The Inquirer is reporting that in addition to the NVIDIA G84 and G86 GPUs being bad and failing due to thermal issues, the G92s and G94s are also affected.
If you haven't been following the story, the short version, up till now, is that all G84 and G86 chips are bad. Nvidia is blaming everyone under the sun, but denying they have any hand in the failures. While this may sound plausible, technical analyses by people intimately involved in the requisite semiconductor technologies tell The INQ that it is a bunch of bull: NV simply screwed up. Badly. If it was a problem with the suppliers, NV would not be paying out more than the chip cost, much less gagging OEMs: it would simply be passed along.
A little digging revealed what this, and more, is all about, and it's far uglier than just the 'notebook' version. It seems that four board partners are seeing G92 and G94 chips going bad in the field at high rates. If you know what failures look like statistically, they follow a Poisson distribution, aka a bell curve. The failures start out small, and ramp up quickly - very quickly. If you know what you are looking for, you can catch the signs early on. From the sound of the backchannel grumblings, the failures have been flagged already, and NV isn't playing nice with their partners.
Hmmm ... G92 GPUs are used in 8800GT, 8800GTS, 8800GS, and some mobile versions of the 8800, while the G94 is the GPU powering the 9600GT. These, in addition to the G84s and G86s, amount to a LOT of GPUs that are potentially affected here.
What I'm seeing is stonewalling all round. Beyond the statements that have already been made, companies aren't willing to go any further to help clarify things. I've had a number of people come to me off the record but proof, in the way of documentation or hard numbers, isn't forthcoming. However, this is to be expected. Contacts inside the chip industry I've spoken to say that it might take NVIDIA months to get to the bottom of this problem and isolate the true cause of any failures.
However, if you prowl around support forums and tech help sites (as I do), you can't help but notice a huge increase in what seems to be GPU-related issues (screwed-up display, jumbled-up display, lines and other artifacts on the screen, or no display at all). There's also more than a hint over on Apple's support forums that the MacBook Pro, which has a 8600M GT GPU, is also affected by this thermal issue.
I think that the biggest issue here is that there hasn't been a clear, concise statement from anyone as to which GPUs are affected, and that is making owners uncertain. Over the past few weeks I've had dozens of emails from people which go something like this:
I own an XYZ notebook which I think is fitted with a 123456 GPU. Is my system going to do a China Syndrome on me?
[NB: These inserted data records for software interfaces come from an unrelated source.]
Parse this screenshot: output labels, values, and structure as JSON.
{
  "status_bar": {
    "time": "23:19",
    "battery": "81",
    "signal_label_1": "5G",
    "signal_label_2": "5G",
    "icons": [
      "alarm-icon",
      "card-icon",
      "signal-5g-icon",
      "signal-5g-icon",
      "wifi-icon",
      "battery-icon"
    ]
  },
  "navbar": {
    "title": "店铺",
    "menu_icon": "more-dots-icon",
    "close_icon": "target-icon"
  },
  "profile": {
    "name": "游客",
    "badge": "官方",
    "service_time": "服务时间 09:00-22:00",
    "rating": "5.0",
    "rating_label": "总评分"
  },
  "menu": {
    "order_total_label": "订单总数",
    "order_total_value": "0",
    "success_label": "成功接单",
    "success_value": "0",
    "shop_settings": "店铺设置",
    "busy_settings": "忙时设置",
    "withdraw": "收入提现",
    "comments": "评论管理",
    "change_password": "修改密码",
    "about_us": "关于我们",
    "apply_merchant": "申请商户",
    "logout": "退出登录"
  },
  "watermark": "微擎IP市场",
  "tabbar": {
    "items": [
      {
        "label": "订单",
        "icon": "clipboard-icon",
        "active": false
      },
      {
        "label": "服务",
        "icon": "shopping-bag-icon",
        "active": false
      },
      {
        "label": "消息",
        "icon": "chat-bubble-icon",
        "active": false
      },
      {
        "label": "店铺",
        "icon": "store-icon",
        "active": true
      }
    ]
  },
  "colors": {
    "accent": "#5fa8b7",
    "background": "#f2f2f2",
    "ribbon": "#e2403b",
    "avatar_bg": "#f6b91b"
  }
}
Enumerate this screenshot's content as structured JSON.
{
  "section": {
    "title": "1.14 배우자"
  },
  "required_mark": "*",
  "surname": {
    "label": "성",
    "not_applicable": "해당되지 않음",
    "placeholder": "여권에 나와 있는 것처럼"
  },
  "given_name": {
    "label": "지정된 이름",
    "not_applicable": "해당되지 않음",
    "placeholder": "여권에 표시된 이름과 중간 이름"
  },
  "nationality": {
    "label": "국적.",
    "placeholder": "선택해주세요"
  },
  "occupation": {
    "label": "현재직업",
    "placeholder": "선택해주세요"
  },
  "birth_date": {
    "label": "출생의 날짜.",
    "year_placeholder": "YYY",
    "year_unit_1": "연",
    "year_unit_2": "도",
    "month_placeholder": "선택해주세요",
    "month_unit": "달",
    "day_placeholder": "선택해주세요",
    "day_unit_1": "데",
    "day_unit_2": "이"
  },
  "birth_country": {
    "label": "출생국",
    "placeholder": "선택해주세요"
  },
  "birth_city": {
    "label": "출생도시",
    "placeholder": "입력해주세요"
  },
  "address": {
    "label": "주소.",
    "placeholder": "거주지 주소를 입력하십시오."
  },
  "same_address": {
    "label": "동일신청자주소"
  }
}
Truth is, I don't know. One thing is for sure, customers are getting tired of being kept in the dark and aren't too happy about being offered a software patch to fix what seems like a hardware issue, and to be honest, I can understand that. If I’d shelled out $1,000+ on a notebook and discovered that the GPU was potentially dodgy and it could go dead at any time, and all I was being offered was a BIOS patch, I think it’d get pretty emotional about it.
I feel that this story has a long way to go before it plays out to a conclusion.